Since the existence of the concept of possessions, concept of money, or valuable currency of any kind, society has instilled the notion that the more you have, the higher one’s level in society. This, on a more positive side, has provided many artists, especially authors, with a “gold-mine” for material. Victorian society developed many authors that utilized the topic of gambling in their now famous literary masterpieces.
The power of gambling has bestowed upon authors throughout history, especially Victorian authors, with a rich topic that portrays the conduct of Victorian high society, as in Anthony Trollope’s The Way We Live Now, and even the means for female emancipation and independence as in George Eliot’s Daniel Deroda.

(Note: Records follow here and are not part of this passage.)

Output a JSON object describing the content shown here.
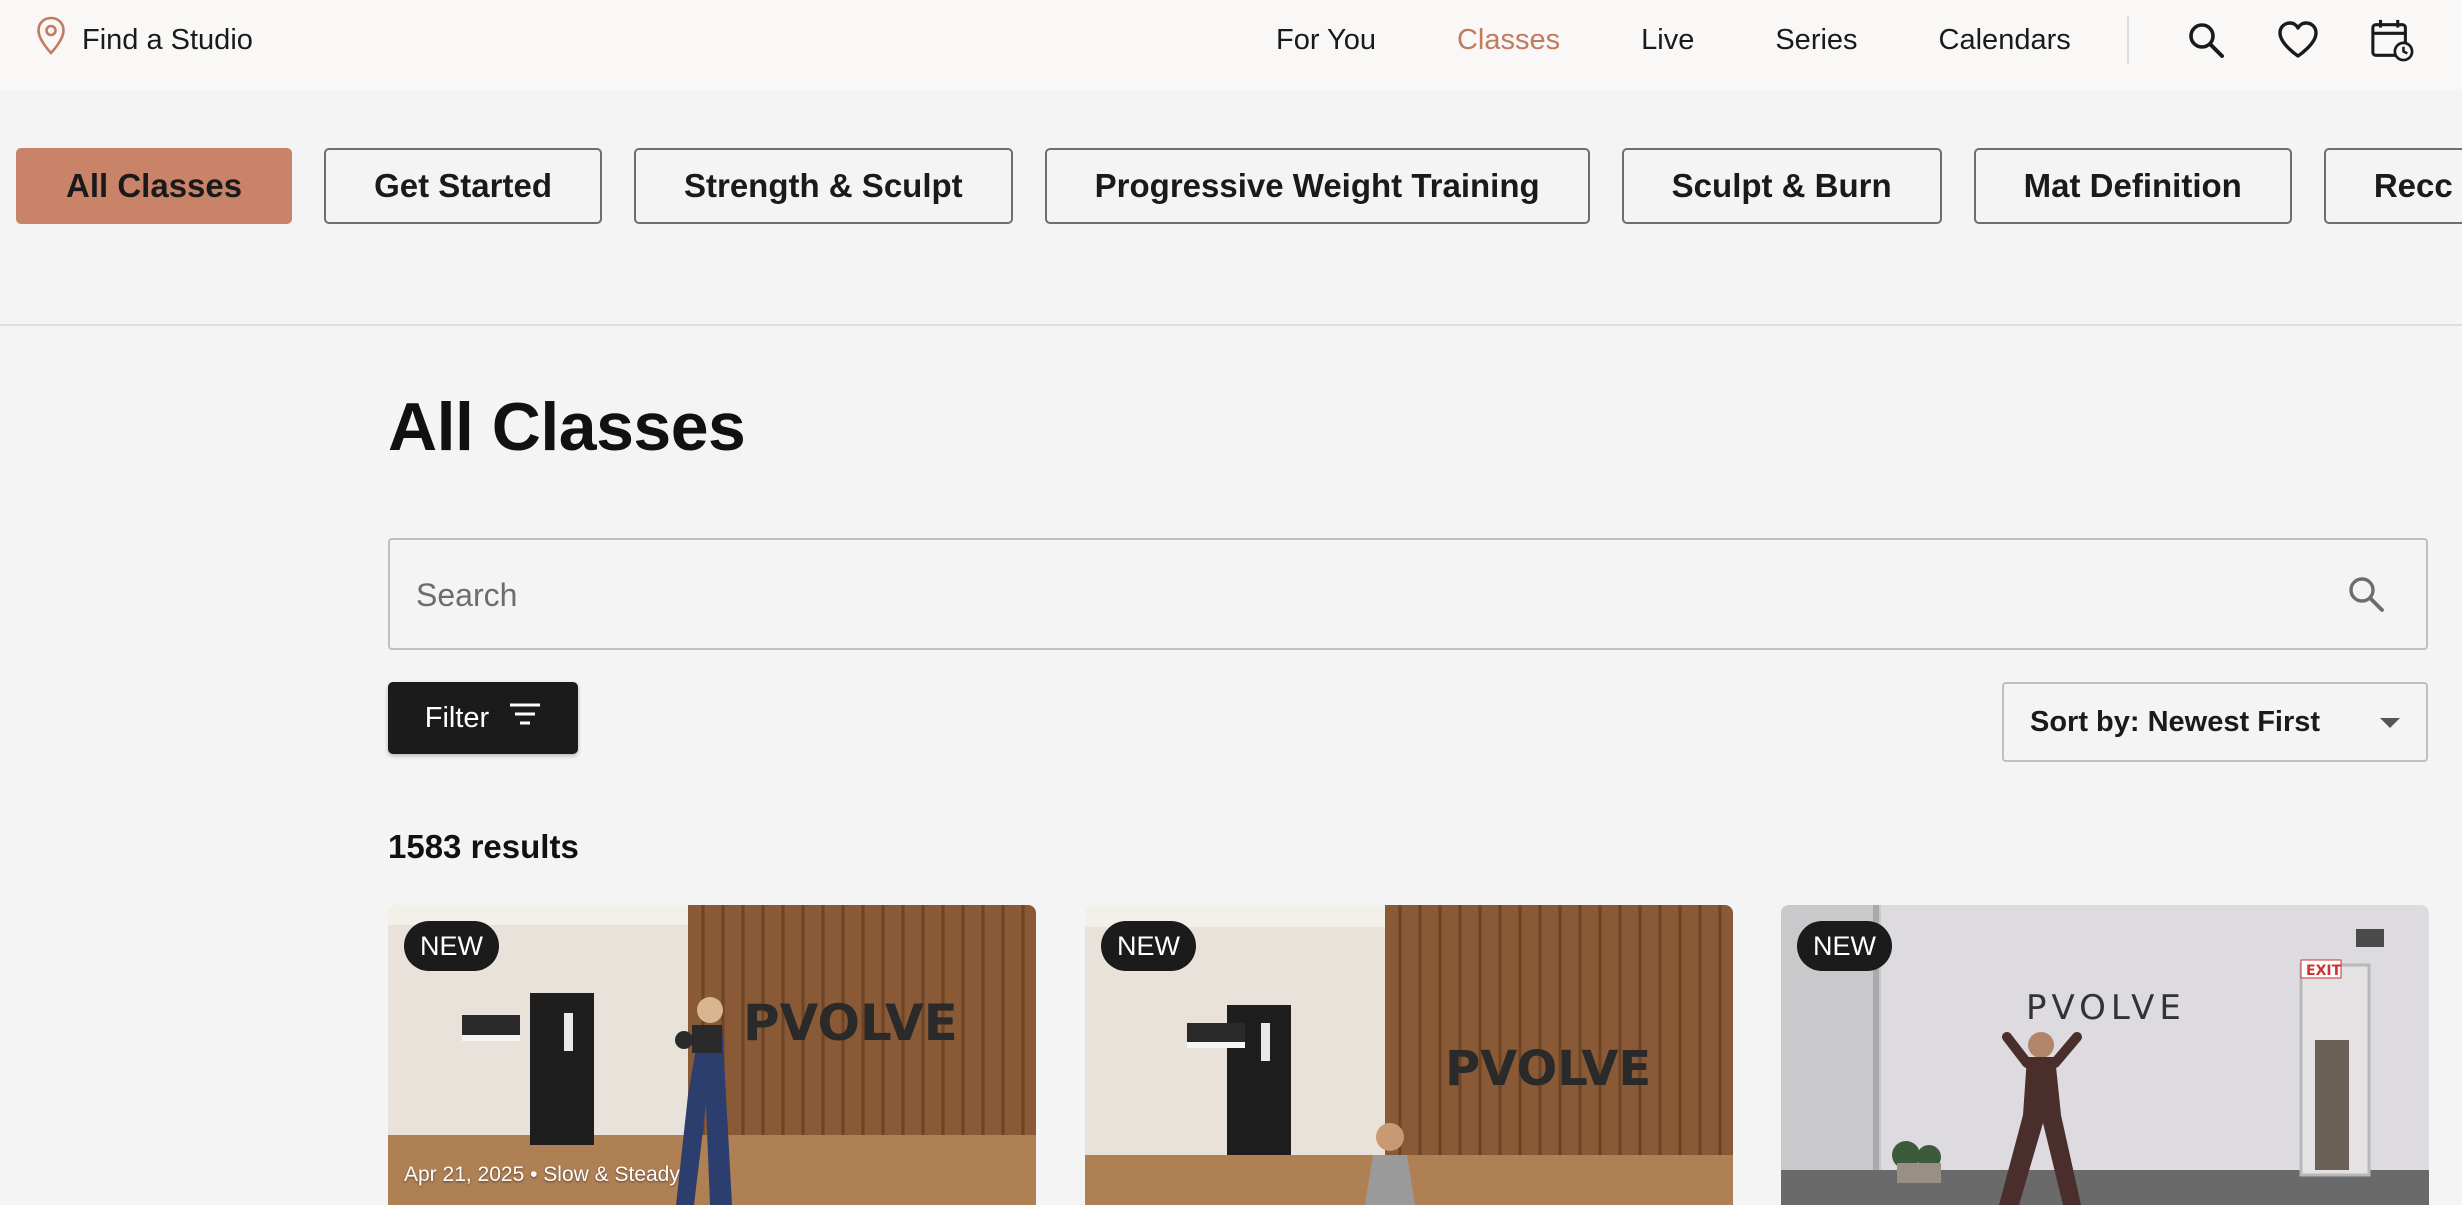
{
  "header": {
    "find_studio": "Find a Studio",
    "nav": [
      {
        "label": "For You",
        "active": false
      },
      {
        "label": "Classes",
        "active": true
      },
      {
        "label": "Live",
        "active": false
      },
      {
        "label": "Series",
        "active": false
      },
      {
        "label": "Calendars",
        "active": false
      }
    ],
    "icons": [
      "search-icon",
      "heart-icon",
      "calendar-history-icon"
    ],
    "accent_color": "#c27b5f"
  },
  "categories": [
    {
      "label": "All Classes",
      "active": true
    },
    {
      "label": "Get Started",
      "active": false
    },
    {
      "label": "Strength & Sculpt",
      "active": false
    },
    {
      "label": "Progressive Weight Training",
      "active": false
    },
    {
      "label": "Sculpt & Burn",
      "active": false
    },
    {
      "label": "Mat Definition",
      "active": false
    },
    {
      "label": "Recc",
      "active": false
    }
  ],
  "main": {
    "title": "All Classes",
    "search_placeholder": "Search",
    "filter_label": "Filter",
    "sort_label": "Sort by: Newest First",
    "results": "1583 results"
  },
  "cards": [
    {
      "badge": "NEW",
      "meta": "Apr 21, 2025 • Slow & Steady",
      "brand": "PVOLVE"
    },
    {
      "badge": "NEW",
      "meta": "",
      "brand": "PVOLVE"
    },
    {
      "badge": "NEW",
      "meta": "",
      "brand": "PVOLVE",
      "exit_sign": "EXIT"
    }
  ]
}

First of all, Victorians stereotypically behaved in frivolous and ostentatious manners, though they had to maintain a very rigid image before society; in spite of these social rules, the upper echelon of Victorian society loved to enjoy the money they had in many different ways, especially through gambling. This, though it may not be the central theme of famous Victorian novels, does show through in many novels such as Anthony Trollope’s novel The Way We Live Now. The novel speaks of a club called The Beargarden. The Beargarden defined many of the characters in this novel such as Sir Felix Carbury, Lord Nidderdale, Lord Grasslough, and Dolly Longestaffe. This sporting club and its members spent a lot of time in leisure activites, one of them being gambling. It became a pastime for these members of high society, and since these characters spent the vast majority of their time there, they spent numerous hours gambling. As long as they had the resources, they could enjoy life gambling all they pleased.
Next, interestingly enough, gambling in Victorian society demonstrated itself to be a very useful tool for women to detach themselves from the strictly patriarchal, unyielding—or so it wished to appear—society. Women had no voice, hardly; everything was referred to or deferred to their most immediate male “overseer,” their father or brothers if they were not married or their husbands if they were.
Victorian women were basically treated as objects of beauty and daintiness. This could frustrate anyone. So, one way women found to gain a little independence, or at least the illusion of it, was through gambling. Gambling gave them the control over their lives they desired as well as the thrill they craved from life. In George Eliot’s novel Daniel Deroda, this is observed in the character of Gwendolen. Daniel Deroda, the title character, watches Gwendolen as she gambles, contemplating and deciding if she is pretty. Gwendolen is playing roulette, a classic casino game. She was trying to separate from her marital issues and her family problems, both of which embody the patriarchal Victorian society. The classic casino chance game of roulette by stroke of luck brings the two together, creating yet another link between gambling, patriarchal independence and society—finding love outside the rules of arranged marriages typical in Victorian society.
In conclusion, gambling has found its way into modern literature depicting many different manifestations of its power, but it is not always so negative. Gambling can be a fun leisurely pastime or something as rouge and intriguing as a means for social independence. One, the other, or every way in between, gambling most certainly unites us all in one way. That would be the sheer pleasure of winning and enjoying a moment of chance and thrill with friends and family.